Oh, please let this come to pass soon. TechCrunch reports that YouTube is due to drop support for IE6 ‘soon’, pointing users at Chrome (obviously), IE8 and Firefox 3.5. Finally, one of the worst pieces of software ever to pollute the Internet with its presence is getting taken out to the barn with a double barelled shotgun, and not a moment too soon. Sure, Digg already said they might do this, but YouTube is far more significant; if YouTube stop supporting IE6, then in practice it means I can too 😀Bye bye IE6, please do let the door hit your ass on the way out, preferably hard enough to fracture your pelvis.
I’ve been running Firefox 3.5 and Internet Explorer 8 on this machine for a little while now. Both are worthy upgrades to their line, addressing their previous shortcomings quite nicely - Firefox is now faster and more importantly leaner on memory use, and Internet Explorer seems to have mostly shaken off the dull, bare bones feel that it’s had in the past, and is definitely faster and more standards compliant.

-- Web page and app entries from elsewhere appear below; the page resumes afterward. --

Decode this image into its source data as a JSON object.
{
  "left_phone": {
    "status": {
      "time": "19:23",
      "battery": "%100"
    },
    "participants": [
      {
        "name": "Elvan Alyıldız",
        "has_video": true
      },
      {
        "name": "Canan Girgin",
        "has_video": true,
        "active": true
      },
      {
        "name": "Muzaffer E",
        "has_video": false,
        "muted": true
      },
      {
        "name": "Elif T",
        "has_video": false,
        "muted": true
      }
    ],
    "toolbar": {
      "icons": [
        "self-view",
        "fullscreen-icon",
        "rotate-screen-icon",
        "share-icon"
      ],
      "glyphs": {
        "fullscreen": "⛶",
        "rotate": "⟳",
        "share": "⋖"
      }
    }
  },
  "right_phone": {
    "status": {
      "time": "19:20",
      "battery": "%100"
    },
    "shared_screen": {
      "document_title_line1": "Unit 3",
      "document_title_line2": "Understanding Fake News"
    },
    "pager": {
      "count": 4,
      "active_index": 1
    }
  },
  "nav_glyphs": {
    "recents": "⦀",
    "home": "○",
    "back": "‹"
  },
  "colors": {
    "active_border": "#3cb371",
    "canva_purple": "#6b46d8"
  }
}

I just assembled a new server machine, which in the end I chose to house in a shiny aluminium Thermaltake Lanbox, which is relatively compact but still roomy enough for two hard drives, a bog-standard power supply, and plenty of airflow, which is what I wanted. I also knew that the fans on this case were nice and quiet (I have a black steel version as a GPU test box, I wanted a lighter version this time!
I’ve harped on many times about how I think centrally controlled services like Facebook are the antithesis of what the Internet was supposed to be about - a distributed, decentralised place with authority controlled at the leaves by those with most interest in maintaining it, rather than some corporate hub holding all the cards. Well, it seems like a small bunch of companies are starting to latch on to this idea too, a welcome respite from the huge number of ventures that just want to be the new singular nexus of your internet life.
Ok, so I’ve been doing a bit of looking around for my new server builds. As I’ve thought about this, I’ve firmed up my requirements to the following: Low-power, low-noise 2 x 3.5″ SATA2 hard drive bays (hot plug not required, I’m just going to use Linux’s built-in RAID1 again) All standard, replaceable components - no custom PSUs especially Small form factor (as much as possible given the other requirements) Cost-effective Performance almost irrelevant The things I have decided on:
I’ve been thinking for a while that I need to get my local server situation sorted out - I’m still running an old version of Debian on my primary server, which works fine but really needs swapping for Ubuntu LTS now, and in addition, the hardware is getting long in the tooth. It’s still running on an ancient discarded home PC, an Athlon 1Ghz with 512Mb RAM and software RAID1 disks - and runs all my office functions (mail, web, test environs, backups, data sync, databases, you name it) beautifully with that.
I can’t remember who made the assertion / joke that if you looked through an infinitely powerful telescope you’d end up seeing the back of of your own head, but I was reminded of that by a certain event today. In the last couple of years I’ve often Googled for a particular subject and ended up with the top hits pointing me back at one of my own posts in the OGRE Forum or on my blog, in a weird self-citing manner.
In the grand scheme of things, nothing really very surprising was announced at the WWDC 09 keynote; sure, we got a few hardware revisions and some more specific details on the next version of OS X, but there wasn’t anything singularly shattering about it. And yet, when taken as a whole, I think it was one of the most important WWDC’s yet. iPhone 3GS A speed increase, more memory, better battery life, better camera, addition of a compass so it can know which direction you’re facing as well as where you are.
I posted about this in the artist’s section of the Ogre forums already, but I figured I’d post it in my blog too. I’m looking for a content pipeline to generate normal, displacement and specular maps from reference photos, and I’ve been playing with the demos of both CrazyBump ($299) and ShaderMap Pro ($19.99). In my tests, CrazyBump seems to give me the superior results very quickly, and I’ve been impressed by both the default setup and the amount of tweakables it has.